The next day she lovingly put them on and laced them up.  She went to gym and was picked last, but she expected that.  Tomorrow she wouldn’t be picked last.  It was a close game and when the teacher yelled “One more minute!” The teams frantically moved the ball around trying to make the final winning basket.  Her teammate threw a hail mary pass and she leapt to catch it.  But the ball sailed over hands.  The class ended and her team lost.

The shoes had failed. She couldn’t run faster or jump higher.  The Air Jordans had left her airless.

The next day she waited to be picked for a team.  She was the last one.  Again.

Prompt from Inspiration Monday.  Go check it out to read more stories and find more prompts.

Flash Fiction (2) The Test

The Test

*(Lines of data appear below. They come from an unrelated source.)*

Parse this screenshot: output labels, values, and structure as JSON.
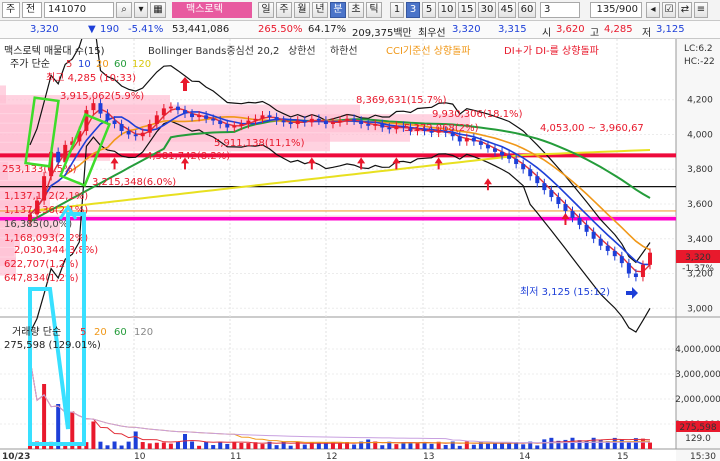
{
  "toolbar": {
    "period_select": "주",
    "code_prev": "전",
    "stock_code": "141070",
    "stock_name": "맥스로텍",
    "intervals": [
      "일",
      "주",
      "월",
      "년",
      "분",
      "초",
      "틱"
    ],
    "numbers": [
      "1",
      "3",
      "5",
      "10",
      "15",
      "30",
      "45",
      "60"
    ],
    "count": "3",
    "page": "135/900"
  },
  "quote": {
    "price": "3,320",
    "change": "190",
    "change_pct": "-5.41%",
    "volume": "53,441,086",
    "vol_ratio": "265.50%",
    "turnover": "64.17%",
    "amount": "209,375백만",
    "label_best_ask": "최우선",
    "ask": "3,320",
    "bid": "3,315",
    "label_high": "시",
    "open": "3,620",
    "label_low": "고",
    "high": "4,285",
    "label_low2": "저",
    "low": "3,125"
  },
  "legend": {
    "title": "맥스로텍 매물대 수(15)",
    "bollinger": "Bollinger Bands중심선 20,2",
    "upper": "상한선",
    "lower": "하한선",
    "cci": "CCI기준선 상향돌파",
    "di": "DI+가 DI-를 상향돌파",
    "lc": "LC:6.2",
    "hc": "HC:-22",
    "ma_label": "주가 단순",
    "ma_periods": [
      "5",
      "10",
      "20",
      "60",
      "120"
    ],
    "vol_label": "거래량 단순",
    "vol_periods": [
      "5",
      "20",
      "60",
      "120"
    ],
    "vol_value": "275,598 (129.01%)"
  },
  "price_axis": {
    "ticks": [
      "4,200",
      "4,000",
      "3,800",
      "3,600",
      "3,400",
      "3,200",
      "3,000"
    ],
    "current": "3,320",
    "current_pct": "-1.37%"
  },
  "volume_axis": {
    "ticks": [
      "4,000,000",
      "3,000,000",
      "2,000,000",
      "1,000,000"
    ],
    "current": "275,598",
    "ratio": "129.0"
  },
  "date_axis": [
    "10/23",
    "10",
    "11",
    "12",
    "13",
    "14",
    "15",
    "15:30"
  ],
  "annotations": {
    "high_label": "최고 4,285 (10:33)",
    "low_label": "최저 3,125 (15:12)",
    "levels": [
      "3,915,062(5.9%)",
      "8,369,631(15.7%)",
      "9,930,306(18.1%)",
      "5,372,068(2%)",
      "4,053,00 ~ 3,960,67",
      "4,581,742(8.2%)",
      "5,911,138(11,1%)",
      "253,133(0.5%)",
      "3,215,348(6.0%)",
      "1,137,172(2,1%)",
      "1,137,136(2,1%)",
      "16,385(0,0%)",
      "1,168,093(2,2%)",
      "2,030,344(3,8%)",
      "622,707(1,2%)",
      "647,834(1,2%)"
    ]
  },
  "colors": {
    "up": "#e8192c",
    "down": "#1d3fd8",
    "ma5": "#e2303a",
    "ma10": "#1d3fd8",
    "ma20": "#f09819",
    "ma60": "#249c3a",
    "ma120": "#e8e020",
    "band": "#111111",
    "pink_line": "#ff00cc",
    "red_line": "#ee0a3c",
    "profile": "#ffbfd3",
    "cyan": "#38e0ff",
    "green_box": "#3edc2a"
  }
}
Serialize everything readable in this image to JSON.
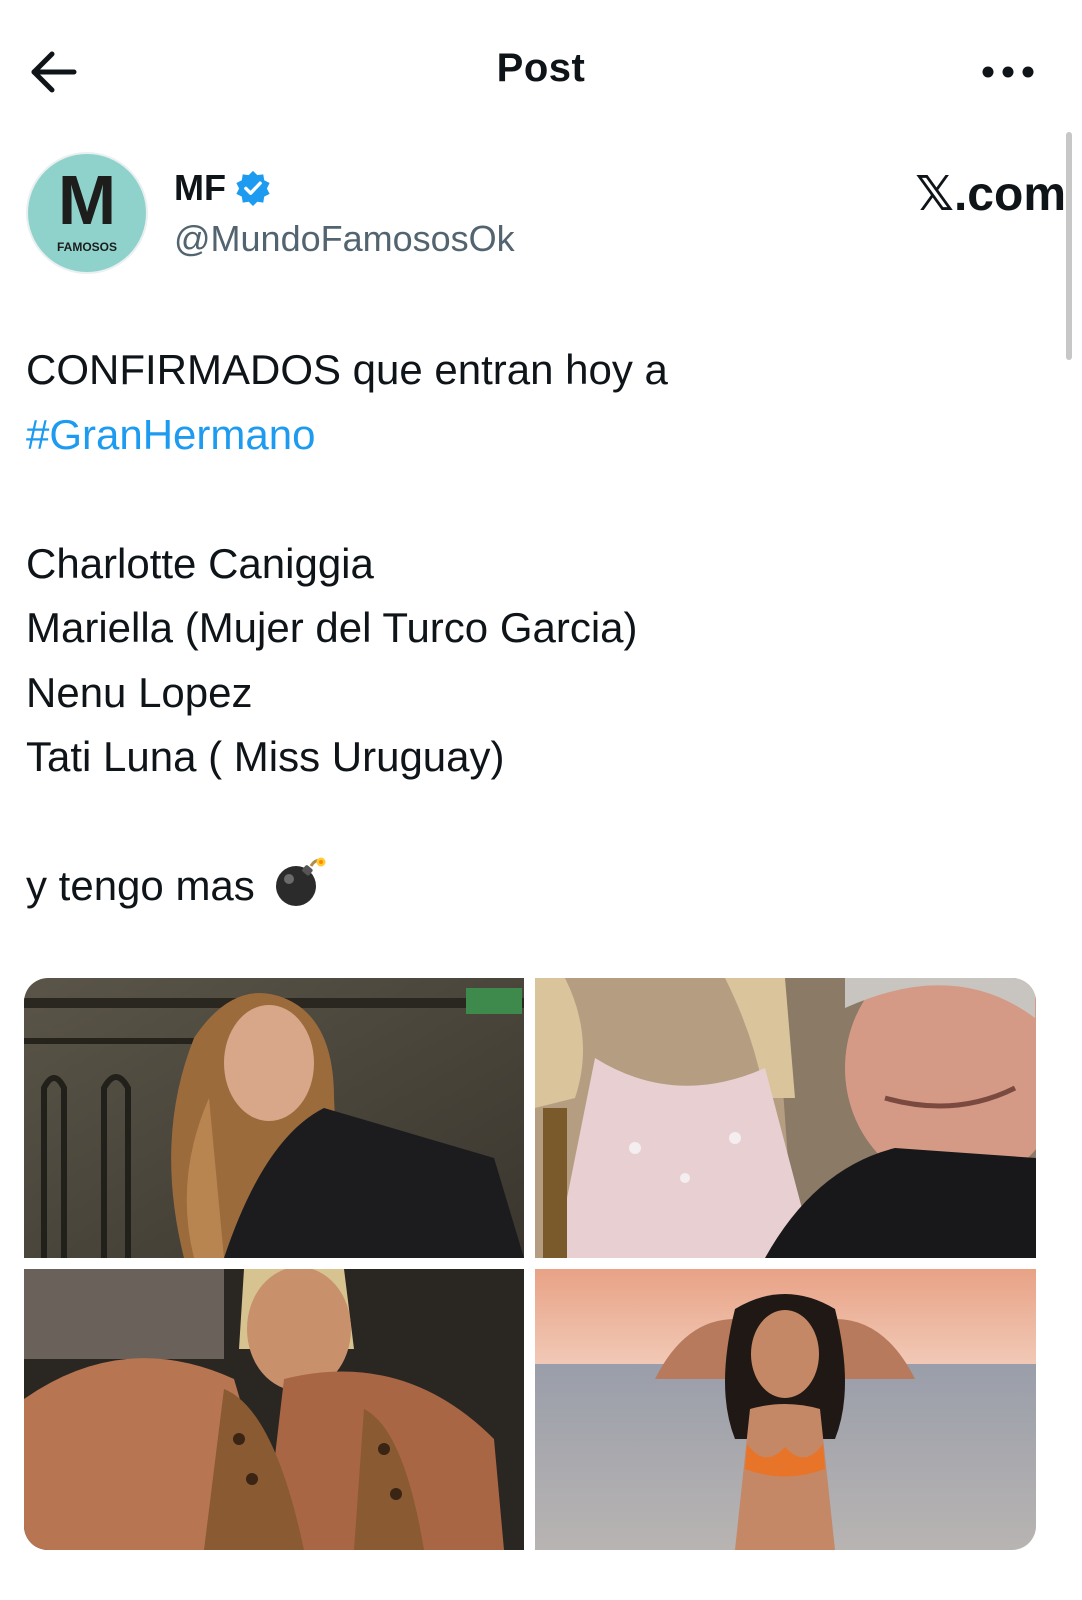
{
  "header": {
    "title": "Post"
  },
  "author": {
    "avatar_letter": "M",
    "avatar_caption": "FAMOSOS",
    "display_name": "MF",
    "handle": "@MundoFamososOk",
    "verified": true
  },
  "watermark": "𝕏.com",
  "post": {
    "line1": "CONFIRMADOS que entran hoy a",
    "hashtag": "#GranHermano",
    "names": [
      "Charlotte Caniggia",
      "Mariella (Mujer del Turco Garcia)",
      "Nenu Lopez",
      "Tati Luna ( Miss Uruguay)"
    ],
    "closing": "y tengo mas",
    "closing_emoji": "bomb-icon"
  },
  "media": {
    "count": 4,
    "photos": [
      {
        "name": "photo-1"
      },
      {
        "name": "photo-2"
      },
      {
        "name": "photo-3"
      },
      {
        "name": "photo-4"
      }
    ]
  },
  "colors": {
    "text": "#0f1419",
    "secondary": "#536471",
    "link": "#1d9bf0",
    "verified": "#1d9bf0",
    "avatar_bg": "#8fd2cc"
  }
}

Beth could actually feel knowledge leak out of her brain.  Just last night her dad asked her to define enfranchise.  And she could.  And even better, she did.  And now all she could think about were franchises which made her think about fast food joints which made her think about hamburgers which made her hungry.

Great.  Now she was hungry.

She stared down at the bubble sheet in front of her.  If she squinted and tilted her head just so she could almost make out the pattern.  And if she could find the pattern, then she could finish the pattern, then she wouldn’t have to read the questions or figure out the answers.

Her eraser was crap.  It left pink smears across the page.

This wasn’t even the real test.  This was a stupid practice test.  And the only reason she was taking this PSAT class was Anna, her best friend.  But on the first day of class Anna had gotten a crush on some kid from another school.  All of a sudden Beth was the outsider.  She was the third wheel.  When the teacher had them practice in pairs it was Beth without a partner.

How much time was left anyway?

But Beth was going to show them all up.  She was going to figure out the pattern.  And once she did, she would ace the test.  Then Anna would want her help.  Then she wouldn’t be the odd-man-out, the leftover, the afterthought.

Ugh.

She read the words that were in front of her.  Then she reread them.  Something needed to make since.  She quit reading the questions.  She looked back at the bubble sheet and squinted her eyes and tilted her head.  But the pattern stayed just out of focus.

“Time’s up.”

Beth hadn’t figured out the pattern.  Nor had she even read all the questions.  She left to use the restroom and saw Anna holding hands and smiling at that boy.

I think this attempt is a little closer to flash fiction.  But I’m still struggling getting plot into something so short.  What do you think?  Any critiques (please critique)?